Articles Posted in Cerebral Palsy

Malpractice In Childbirth Linked to Cerebral Palsy CasesMedical malpractice harming adults is tragic enough, but each year brain injury at birth causes life-long disabilities. Cerebral palsy at birth can be related to prenatal issues, but some causes are the direct responsibility of the professionals performing the delivery.

Unnecessary use of delivery tools.

Delivery forceps and vacuum extractors can be medically necessary, but some doctors recommend their use when a natural childbirth will do the job. Others use the tools too forcefully. Either case can lead to brain injuries and cerebral palsy. In some cases, the necessity of the tool indicates earlier problems the doctor might have identified earlier.

Chicago Medical Malpractice AttorneyCerebral palsy is as likely to occur due to pre-natal complications or simple misfortune as from doctor error, but when cerebral palsy at birth comes from medical malpractice, you are entitled to damages caused by that negligence. Such negligence can be hard to prove, however. Strengthen your case by following these five basic rules.

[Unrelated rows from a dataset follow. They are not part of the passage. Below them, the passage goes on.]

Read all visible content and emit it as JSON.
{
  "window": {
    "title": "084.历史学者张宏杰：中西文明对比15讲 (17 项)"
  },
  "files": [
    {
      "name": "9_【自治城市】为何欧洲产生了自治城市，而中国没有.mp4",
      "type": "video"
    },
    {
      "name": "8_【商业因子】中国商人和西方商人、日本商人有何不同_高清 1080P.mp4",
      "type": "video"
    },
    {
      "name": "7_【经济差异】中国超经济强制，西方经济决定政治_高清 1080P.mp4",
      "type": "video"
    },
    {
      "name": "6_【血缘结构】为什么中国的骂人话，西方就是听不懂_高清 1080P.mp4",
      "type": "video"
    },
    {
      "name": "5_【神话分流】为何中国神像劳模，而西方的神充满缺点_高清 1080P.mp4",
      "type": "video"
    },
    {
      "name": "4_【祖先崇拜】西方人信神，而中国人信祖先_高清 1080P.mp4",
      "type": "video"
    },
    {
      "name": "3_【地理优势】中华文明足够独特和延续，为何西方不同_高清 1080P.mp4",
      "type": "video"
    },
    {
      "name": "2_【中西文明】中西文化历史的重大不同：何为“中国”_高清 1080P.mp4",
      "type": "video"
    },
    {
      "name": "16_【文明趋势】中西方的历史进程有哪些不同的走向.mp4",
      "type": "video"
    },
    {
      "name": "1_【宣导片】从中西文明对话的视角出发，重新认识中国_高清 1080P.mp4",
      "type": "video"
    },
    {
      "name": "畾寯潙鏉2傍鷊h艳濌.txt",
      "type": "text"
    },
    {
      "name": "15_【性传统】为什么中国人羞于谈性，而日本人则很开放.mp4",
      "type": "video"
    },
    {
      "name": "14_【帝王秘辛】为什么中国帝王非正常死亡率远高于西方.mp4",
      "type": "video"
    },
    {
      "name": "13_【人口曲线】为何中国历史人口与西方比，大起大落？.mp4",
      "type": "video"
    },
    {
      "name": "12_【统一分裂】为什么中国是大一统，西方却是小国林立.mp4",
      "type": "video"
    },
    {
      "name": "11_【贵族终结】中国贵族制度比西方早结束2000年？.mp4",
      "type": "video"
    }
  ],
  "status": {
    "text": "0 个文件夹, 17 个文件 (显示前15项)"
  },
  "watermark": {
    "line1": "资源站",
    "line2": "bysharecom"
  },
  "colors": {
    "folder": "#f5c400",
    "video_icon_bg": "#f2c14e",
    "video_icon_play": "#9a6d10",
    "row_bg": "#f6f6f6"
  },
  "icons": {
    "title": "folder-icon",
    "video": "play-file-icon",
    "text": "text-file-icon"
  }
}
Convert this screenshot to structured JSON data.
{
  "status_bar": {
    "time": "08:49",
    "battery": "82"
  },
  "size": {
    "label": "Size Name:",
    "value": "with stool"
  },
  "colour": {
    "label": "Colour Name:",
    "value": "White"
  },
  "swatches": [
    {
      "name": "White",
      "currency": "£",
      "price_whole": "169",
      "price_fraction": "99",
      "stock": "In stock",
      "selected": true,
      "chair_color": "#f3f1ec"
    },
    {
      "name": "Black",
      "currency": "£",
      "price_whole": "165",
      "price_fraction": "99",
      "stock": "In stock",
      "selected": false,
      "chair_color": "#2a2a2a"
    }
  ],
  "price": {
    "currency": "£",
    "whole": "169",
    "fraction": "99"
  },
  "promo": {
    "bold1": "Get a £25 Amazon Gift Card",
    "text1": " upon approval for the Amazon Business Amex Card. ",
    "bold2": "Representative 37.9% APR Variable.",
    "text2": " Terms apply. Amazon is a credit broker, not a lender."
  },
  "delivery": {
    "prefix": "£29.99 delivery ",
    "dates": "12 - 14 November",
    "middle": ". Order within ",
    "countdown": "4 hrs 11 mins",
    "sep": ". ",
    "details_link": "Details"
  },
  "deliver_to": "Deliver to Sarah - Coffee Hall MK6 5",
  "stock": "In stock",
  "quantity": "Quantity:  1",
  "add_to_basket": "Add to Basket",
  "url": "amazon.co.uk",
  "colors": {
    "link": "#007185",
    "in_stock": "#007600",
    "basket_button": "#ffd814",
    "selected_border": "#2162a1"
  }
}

1. Know the Signs

Although early identification of cerebral palsy symptoms can’t cure or minimize the condition, it can help you identify likely causes of the brain damage. Some signs include abnormal muscle tone or movements, imbalanced or delayed development, skeletal deformities and joint contractures. Seizures and are another common symptom, but a symptom shared with a variety of other disorders.

Scientists at Ohio’s Case Western Reserve University say they’ve made a breakthrough in treating cerebral palsy – on a microscopic level, at least.

Possible New Treatment for Cerebral PalsyResearchers claim they’ve found a way to replicate so-called “myelinating cells” – cells with the essential protein myelin – in a way that benefits humans.

“The ability to produce functional cells that restore myelin in mice…provides a solid framework to produce analogous human cells,” said Robert Miller, vice-dean for research at the Case Western Reserve Medical School.